Task objective: Leave the pictures behind and repeat all the entries exactly.

--- Provided data ---

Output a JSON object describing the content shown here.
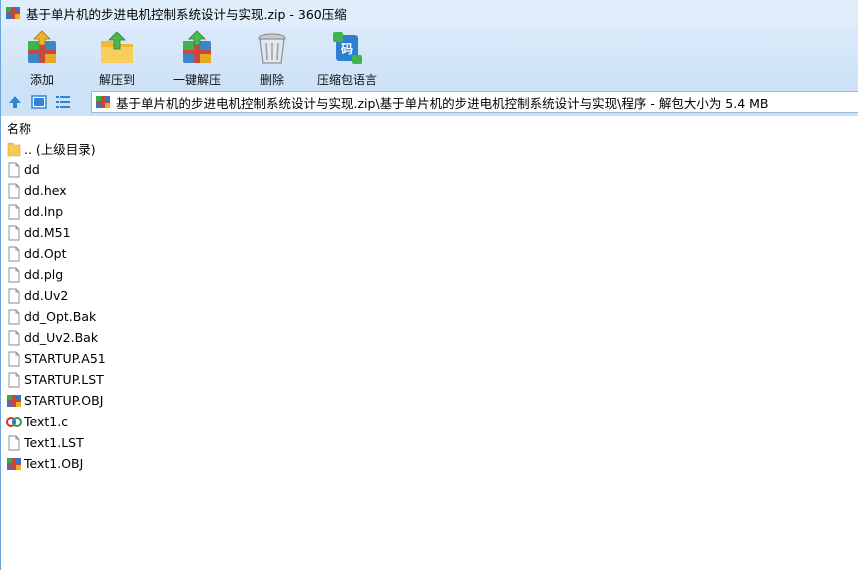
{
  "window": {
    "title": "基于单片机的步进电机控制系统设计与实现.zip - 360压缩"
  },
  "toolbar": {
    "add_label": "添加",
    "extract_to_label": "解压到",
    "one_click_extract_label": "一键解压",
    "delete_label": "删除",
    "codepage_label": "压缩包语言"
  },
  "address": {
    "path": "基于单片机的步进电机控制系统设计与实现.zip\\基于单片机的步进电机控制系统设计与实现\\程序 - 解包大小为 5.4 MB"
  },
  "list": {
    "header": "名称",
    "items": [
      {
        "name": ".. (上级目录)",
        "icon": "folder-icon"
      },
      {
        "name": "dd",
        "icon": "file-icon"
      },
      {
        "name": "dd.hex",
        "icon": "file-icon"
      },
      {
        "name": "dd.lnp",
        "icon": "file-icon"
      },
      {
        "name": "dd.M51",
        "icon": "file-icon"
      },
      {
        "name": "dd.Opt",
        "icon": "file-icon"
      },
      {
        "name": "dd.plg",
        "icon": "file-icon"
      },
      {
        "name": "dd.Uv2",
        "icon": "file-icon"
      },
      {
        "name": "dd_Opt.Bak",
        "icon": "file-icon"
      },
      {
        "name": "dd_Uv2.Bak",
        "icon": "file-icon"
      },
      {
        "name": "STARTUP.A51",
        "icon": "file-icon"
      },
      {
        "name": "STARTUP.LST",
        "icon": "file-icon"
      },
      {
        "name": "STARTUP.OBJ",
        "icon": "archive-icon"
      },
      {
        "name": "Text1.c",
        "icon": "c-source-icon"
      },
      {
        "name": "Text1.LST",
        "icon": "file-icon"
      },
      {
        "name": "Text1.OBJ",
        "icon": "archive-icon"
      }
    ]
  }
}
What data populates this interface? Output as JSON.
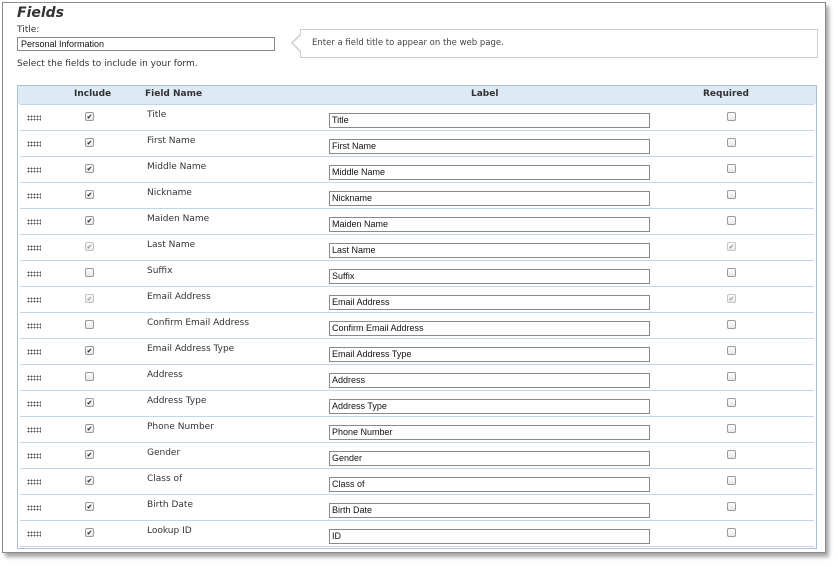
{
  "section": {
    "title": "Fields",
    "title_label": "Title:",
    "title_value": "Personal Information",
    "tip": "Enter a field title to appear on the web page.",
    "instructions": "Select the fields to include in your form."
  },
  "grid": {
    "headers": {
      "include": "Include",
      "field_name": "Field Name",
      "label": "Label",
      "required": "Required"
    },
    "rows": [
      {
        "field_name": "Title",
        "label": "Title",
        "include": true,
        "include_disabled": false,
        "required": false,
        "required_disabled": false
      },
      {
        "field_name": "First Name",
        "label": "First Name",
        "include": true,
        "include_disabled": false,
        "required": false,
        "required_disabled": false
      },
      {
        "field_name": "Middle Name",
        "label": "Middle Name",
        "include": true,
        "include_disabled": false,
        "required": false,
        "required_disabled": false
      },
      {
        "field_name": "Nickname",
        "label": "Nickname",
        "include": true,
        "include_disabled": false,
        "required": false,
        "required_disabled": false
      },
      {
        "field_name": "Maiden Name",
        "label": "Maiden Name",
        "include": true,
        "include_disabled": false,
        "required": false,
        "required_disabled": false
      },
      {
        "field_name": "Last Name",
        "label": "Last Name",
        "include": true,
        "include_disabled": true,
        "required": true,
        "required_disabled": true
      },
      {
        "field_name": "Suffix",
        "label": "Suffix",
        "include": false,
        "include_disabled": false,
        "required": false,
        "required_disabled": false
      },
      {
        "field_name": "Email Address",
        "label": "Email Address",
        "include": true,
        "include_disabled": true,
        "required": true,
        "required_disabled": true
      },
      {
        "field_name": "Confirm Email Address",
        "label": "Confirm Email Address",
        "include": false,
        "include_disabled": false,
        "required": false,
        "required_disabled": false
      },
      {
        "field_name": "Email Address Type",
        "label": "Email Address Type",
        "include": true,
        "include_disabled": false,
        "required": false,
        "required_disabled": false
      },
      {
        "field_name": "Address",
        "label": "Address",
        "include": false,
        "include_disabled": false,
        "required": false,
        "required_disabled": false
      },
      {
        "field_name": "Address Type",
        "label": "Address Type",
        "include": true,
        "include_disabled": false,
        "required": false,
        "required_disabled": false
      },
      {
        "field_name": "Phone Number",
        "label": "Phone Number",
        "include": true,
        "include_disabled": false,
        "required": false,
        "required_disabled": false
      },
      {
        "field_name": "Gender",
        "label": "Gender",
        "include": true,
        "include_disabled": false,
        "required": false,
        "required_disabled": false
      },
      {
        "field_name": "Class of",
        "label": "Class of",
        "include": true,
        "include_disabled": false,
        "required": false,
        "required_disabled": false
      },
      {
        "field_name": "Birth Date",
        "label": "Birth Date",
        "include": true,
        "include_disabled": false,
        "required": false,
        "required_disabled": false
      },
      {
        "field_name": "Lookup ID",
        "label": "ID",
        "include": true,
        "include_disabled": false,
        "required": false,
        "required_disabled": false
      }
    ]
  },
  "icons": {
    "row_handle": "drag-handle-icon"
  },
  "colors": {
    "header_bg": "#dde9f5",
    "row_border": "#c5d5e6"
  }
}
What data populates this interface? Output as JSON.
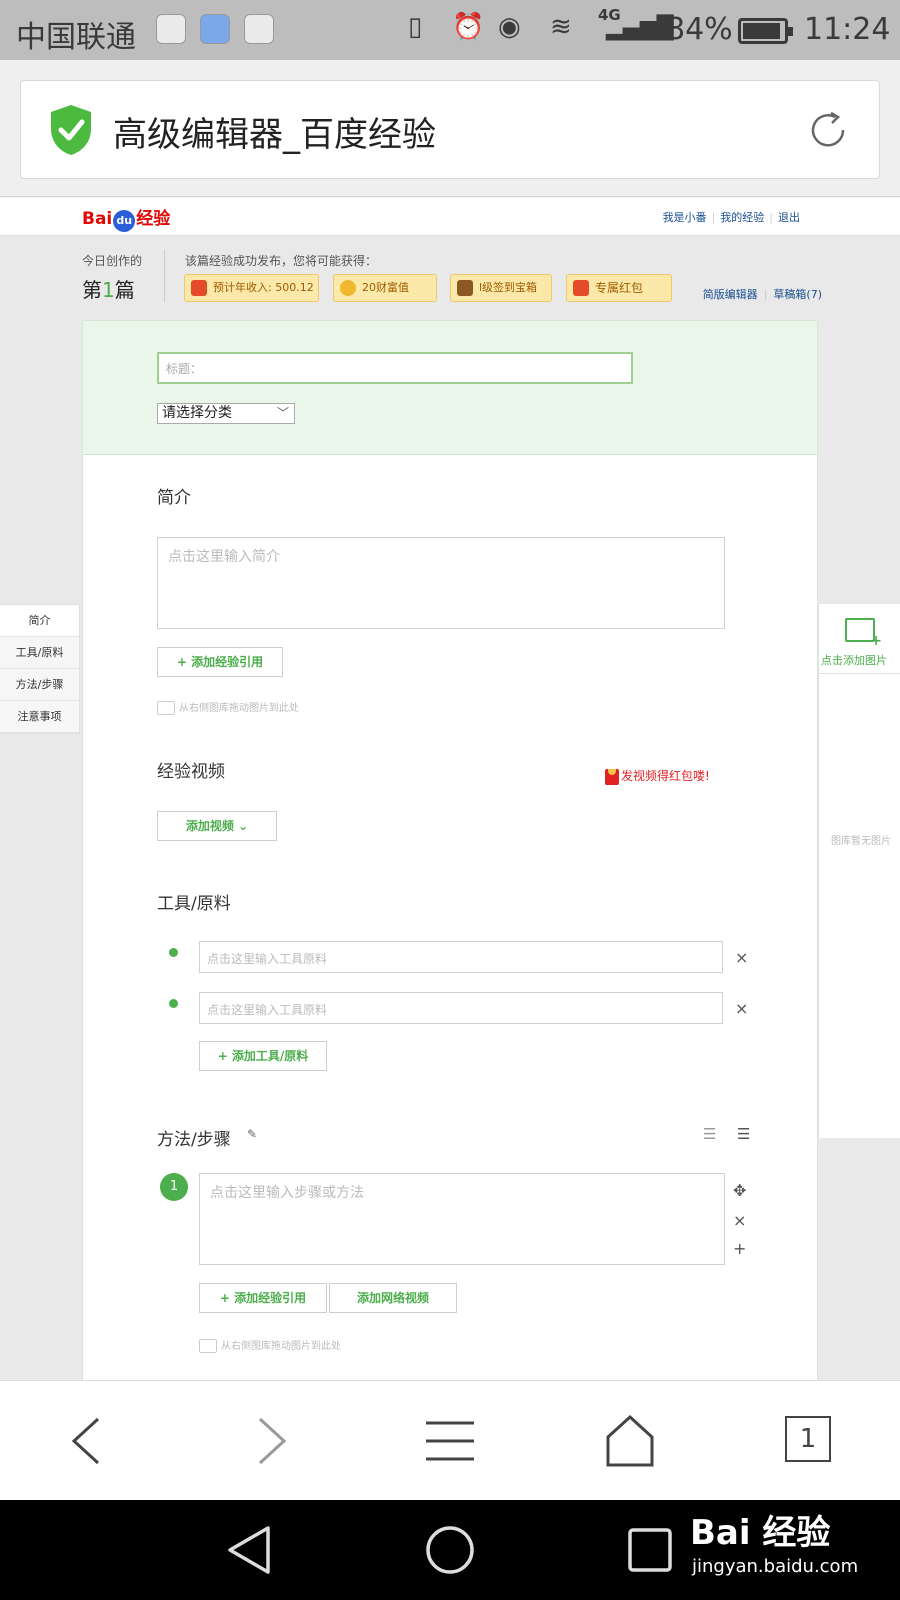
{
  "status_bar": {
    "carrier": "中国联通",
    "battery_percent": "84%",
    "battery_level": 0.84,
    "network": "4G",
    "time": "11:24"
  },
  "address_bar": {
    "page_title": "高级编辑器_百度经验",
    "secure_icon": "green-shield-check-icon",
    "reload_icon": "reload-icon"
  },
  "site_header": {
    "logo_bai": "Bai",
    "logo_du": "du",
    "logo_jingyan": "经验",
    "user_links": [
      "我是小番",
      "我的经验",
      "退出"
    ]
  },
  "info_bar": {
    "today_label": "今日创作的",
    "today_prefix": "第",
    "today_number": "1",
    "today_suffix": "篇",
    "publish_label": "该篇经验成功发布，您将可能获得：",
    "rewards": [
      "预计年收入: 500.12",
      "20财富值",
      "l级签到宝箱",
      "专属红包"
    ],
    "editor_links": [
      "简版编辑器",
      "草稿箱(7)"
    ]
  },
  "form": {
    "title_placeholder": "标题：",
    "category_selected": "请选择分类",
    "intro": {
      "heading": "简介",
      "placeholder": "点击这里输入简介",
      "add_reference": "+ 添加经验引用",
      "drag_tip": "从右侧图库拖动图片到此处"
    },
    "video": {
      "heading": "经验视频",
      "add_video": "添加视频",
      "promo": "发视频得红包喽!"
    },
    "tools": {
      "heading": "工具/原料",
      "placeholder": "点击这里输入工具原料",
      "add_tool": "+ 添加工具/原料",
      "delete": "×"
    },
    "steps": {
      "heading": "方法/步骤",
      "step_number": "1",
      "placeholder": "点击这里输入步骤或方法",
      "add_reference": "+ 添加经验引用",
      "add_web_video": "添加网络视频",
      "drag_tip": "从右侧图库拖动图片到此处",
      "move": "✥",
      "delete": "×",
      "add": "+",
      "list_ordered": "☰",
      "list_bullet": "☰"
    }
  },
  "side_nav": [
    "简介",
    "工具/原料",
    "方法/步骤",
    "注意事项"
  ],
  "image_panel": {
    "add_label": "点击添加图片",
    "empty_text": "图库暂无图片"
  },
  "browser_toolbar": {
    "tab_count": "1"
  },
  "watermark": {
    "brand": "Bai 经验",
    "url": "jingyan.baidu.com"
  }
}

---

Answer space:
Output a JSON object describing the content shown here.
{
  "window": {
    "title": "基于单片机的步进电机控制系统设计与实现.zip - 360压缩"
  },
  "toolbar": {
    "add_label": "添加",
    "extract_to_label": "解压到",
    "one_click_extract_label": "一键解压",
    "delete_label": "删除",
    "codepage_label": "压缩包语言"
  },
  "address": {
    "path": "基于单片机的步进电机控制系统设计与实现.zip\\基于单片机的步进电机控制系统设计与实现\\程序 - 解包大小为 5.4 MB"
  },
  "list": {
    "header": "名称",
    "items": [
      {
        "name": ".. (上级目录)",
        "icon": "folder-icon"
      },
      {
        "name": "dd",
        "icon": "file-icon"
      },
      {
        "name": "dd.hex",
        "icon": "file-icon"
      },
      {
        "name": "dd.lnp",
        "icon": "file-icon"
      },
      {
        "name": "dd.M51",
        "icon": "file-icon"
      },
      {
        "name": "dd.Opt",
        "icon": "file-icon"
      },
      {
        "name": "dd.plg",
        "icon": "file-icon"
      },
      {
        "name": "dd.Uv2",
        "icon": "file-icon"
      },
      {
        "name": "dd_Opt.Bak",
        "icon": "file-icon"
      },
      {
        "name": "dd_Uv2.Bak",
        "icon": "file-icon"
      },
      {
        "name": "STARTUP.A51",
        "icon": "file-icon"
      },
      {
        "name": "STARTUP.LST",
        "icon": "file-icon"
      },
      {
        "name": "STARTUP.OBJ",
        "icon": "archive-icon"
      },
      {
        "name": "Text1.c",
        "icon": "c-source-icon"
      },
      {
        "name": "Text1.LST",
        "icon": "file-icon"
      },
      {
        "name": "Text1.OBJ",
        "icon": "archive-icon"
      }
    ]
  }
}
What data populates this interface? Output as JSON.
{
  "section": {
    "title": "Fields",
    "title_label": "Title:",
    "title_value": "Personal Information",
    "tip": "Enter a field title to appear on the web page.",
    "instructions": "Select the fields to include in your form."
  },
  "grid": {
    "headers": {
      "include": "Include",
      "field_name": "Field Name",
      "label": "Label",
      "required": "Required"
    },
    "rows": [
      {
        "field_name": "Title",
        "label": "Title",
        "include": true,
        "include_disabled": false,
        "required": false,
        "required_disabled": false
      },
      {
        "field_name": "First Name",
        "label": "First Name",
        "include": true,
        "include_disabled": false,
        "required": false,
        "required_disabled": false
      },
      {
        "field_name": "Middle Name",
        "label": "Middle Name",
        "include": true,
        "include_disabled": false,
        "required": false,
        "required_disabled": false
      },
      {
        "field_name": "Nickname",
        "label": "Nickname",
        "include": true,
        "include_disabled": false,
        "required": false,
        "required_disabled": false
      },
      {
        "field_name": "Maiden Name",
        "label": "Maiden Name",
        "include": true,
        "include_disabled": false,
        "required": false,
        "required_disabled": false
      },
      {
        "field_name": "Last Name",
        "label": "Last Name",
        "include": true,
        "include_disabled": true,
        "required": true,
        "required_disabled": true
      },
      {
        "field_name": "Suffix",
        "label": "Suffix",
        "include": false,
        "include_disabled": false,
        "required": false,
        "required_disabled": false
      },
      {
        "field_name": "Email Address",
        "label": "Email Address",
        "include": true,
        "include_disabled": true,
        "required": true,
        "required_disabled": true
      },
      {
        "field_name": "Confirm Email Address",
        "label": "Confirm Email Address",
        "include": false,
        "include_disabled": false,
        "required": false,
        "required_disabled": false
      },
      {
        "field_name": "Email Address Type",
        "label": "Email Address Type",
        "include": true,
        "include_disabled": false,
        "required": false,
        "required_disabled": false
      },
      {
        "field_name": "Address",
        "label": "Address",
        "include": false,
        "include_disabled": false,
        "required": false,
        "required_disabled": false
      },
      {
        "field_name": "Address Type",
        "label": "Address Type",
        "include": true,
        "include_disabled": false,
        "required": false,
        "required_disabled": false
      },
      {
        "field_name": "Phone Number",
        "label": "Phone Number",
        "include": true,
        "include_disabled": false,
        "required": false,
        "required_disabled": false
      },
      {
        "field_name": "Gender",
        "label": "Gender",
        "include": true,
        "include_disabled": false,
        "required": false,
        "required_disabled": false
      },
      {
        "field_name": "Class of",
        "label": "Class of",
        "include": true,
        "include_disabled": false,
        "required": false,
        "required_disabled": false
      },
      {
        "field_name": "Birth Date",
        "label": "Birth Date",
        "include": true,
        "include_disabled": false,
        "required": false,
        "required_disabled": false
      },
      {
        "field_name": "Lookup ID",
        "label": "ID",
        "include": true,
        "include_disabled": false,
        "required": false,
        "required_disabled": false
      }
    ]
  },
  "icons": {
    "row_handle": "drag-handle-icon"
  },
  "colors": {
    "header_bg": "#dde9f5",
    "row_border": "#c5d5e6"
  }
}
What data populates this interface? Output as JSON.
{
  "status_bar": {
    "carrier": "中国联通",
    "battery_percent": "84%",
    "battery_level": 0.84,
    "network": "4G",
    "time": "11:24"
  },
  "address_bar": {
    "page_title": "高级编辑器_百度经验",
    "secure_icon": "green-shield-check-icon",
    "reload_icon": "reload-icon"
  },
  "site_header": {
    "logo_bai": "Bai",
    "logo_du": "du",
    "logo_jingyan": "经验",
    "user_links": [
      "我是小番",
      "我的经验",
      "退出"
    ]
  },
  "info_bar": {
    "today_label": "今日创作的",
    "today_prefix": "第",
    "today_number": "1",
    "today_suffix": "篇",
    "publish_label": "该篇经验成功发布，您将可能获得：",
    "rewards": [
      "预计年收入: 500.12",
      "20财富值",
      "l级签到宝箱",
      "专属红包"
    ],
    "editor_links": [
      "简版编辑器",
      "草稿箱(7)"
    ]
  },
  "form": {
    "title_placeholder": "标题：",
    "category_selected": "请选择分类",
    "intro": {
      "heading": "简介",
      "placeholder": "点击这里输入简介",
      "add_reference": "+ 添加经验引用",
      "drag_tip": "从右侧图库拖动图片到此处"
    },
    "video": {
      "heading": "经验视频",
      "add_video": "添加视频",
      "promo": "发视频得红包喽!"
    },
    "tools": {
      "heading": "工具/原料",
      "placeholder": "点击这里输入工具原料",
      "add_tool": "+ 添加工具/原料",
      "delete": "×"
    },
    "steps": {
      "heading": "方法/步骤",
      "step_number": "1",
      "placeholder": "点击这里输入步骤或方法",
      "add_reference": "+ 添加经验引用",
      "add_web_video": "添加网络视频",
      "drag_tip": "从右侧图库拖动图片到此处",
      "move": "✥",
      "delete": "×",
      "add": "+",
      "list_ordered": "☰",
      "list_bullet": "☰"
    }
  },
  "side_nav": [
    "简介",
    "工具/原料",
    "方法/步骤",
    "注意事项"
  ],
  "image_panel": {
    "add_label": "点击添加图片",
    "empty_text": "图库暂无图片"
  },
  "browser_toolbar": {
    "tab_count": "1"
  },
  "watermark": {
    "brand": "Bai 经验",
    "url": "jingyan.baidu.com"
  }
}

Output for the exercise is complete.